%

 

The increase in interest expense can be attributed to the fact that we entered into our Revolving Credit Facility in December 2020 and began drawing on it late in the second quarter of 2021. Interest expense for the year ended December 31, 2021 includes interest expense of $1.7 million, commitment fees of $245,000 and amortization of debt issuance costs of $498,000.

 

Derivative gain (loss), net.

 

           

Year Ended December 31, 2020

         
   

Year Ended

December 31,

2021

   

August 22,

2020 through

December 31,

2020

   

January 1,

2020 through

August 21,

2020

   

Year to

Year %

Change

 
   

Successor

   

Successor

   

Predecessor

         

Noncash derivative gain (loss), net

  $ (15,467

)

  $     $       100

%

Cash payments on settled derivative instruments, net

    (11,267

)

                100

%

Derivative gain (loss), net

  $ (26,734

)

  $     $       100

%

 

The Company primarily utilizes commodity swap contracts, collar contracts, collar contracts with short puts and basis swap contracts to (i) reduce the effect of price volatility on the commodities the Company produces and sells or consumes, (ii) support the Company’s annual capital budget and expenditure plans and (iii) reduce commodity price risk associated with certain capital projects. The Company’s Credit Agreement and the indenture for the Company’s 2024 Notes require the Company to hedge certain quantities of its projected crude oil production. The Company may also, from time to time, utilize interest rate contracts to reduce the effect of interest rate volatility on the Company’s indebtedness.
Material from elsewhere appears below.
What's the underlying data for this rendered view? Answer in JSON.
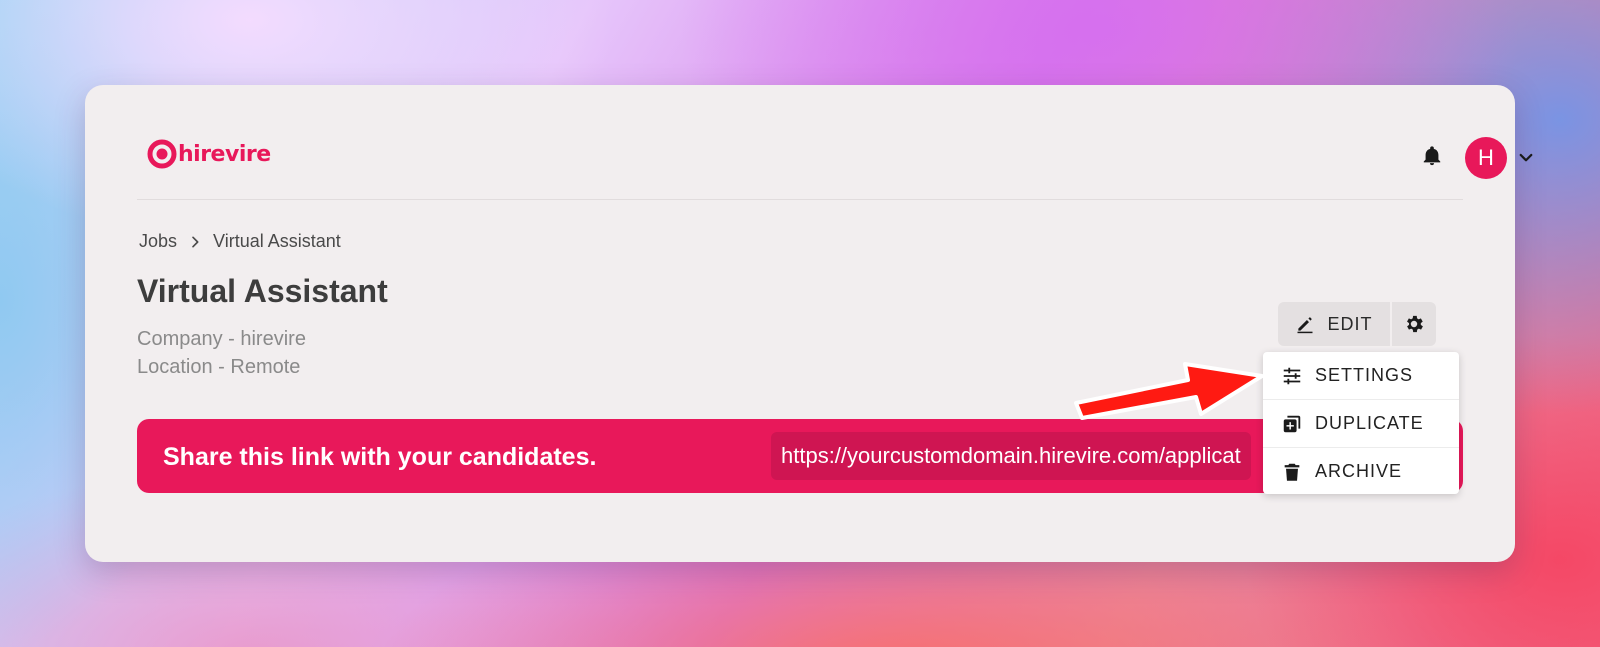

The above mark-to-market loss and cash settlements relate to crude oil derivative swap contracts.

 

 

Income tax expense.

 

           

Year Ended December 31, 2020

         
   

Year Ended

December 31,

2021

   

August 22,

2020 through

December 31,

2020

   

January 1,

2020 through

August 21,

2020

   

Year to

Year %

Change

 
   

Successor

   

Successor

   

Predecessor

         

Income tax expense (benefit)

  $ 16,904     $ (4,223 )   $       n/a  

Effective income tax rate

    23.3

%

    20.4 %     0.0

%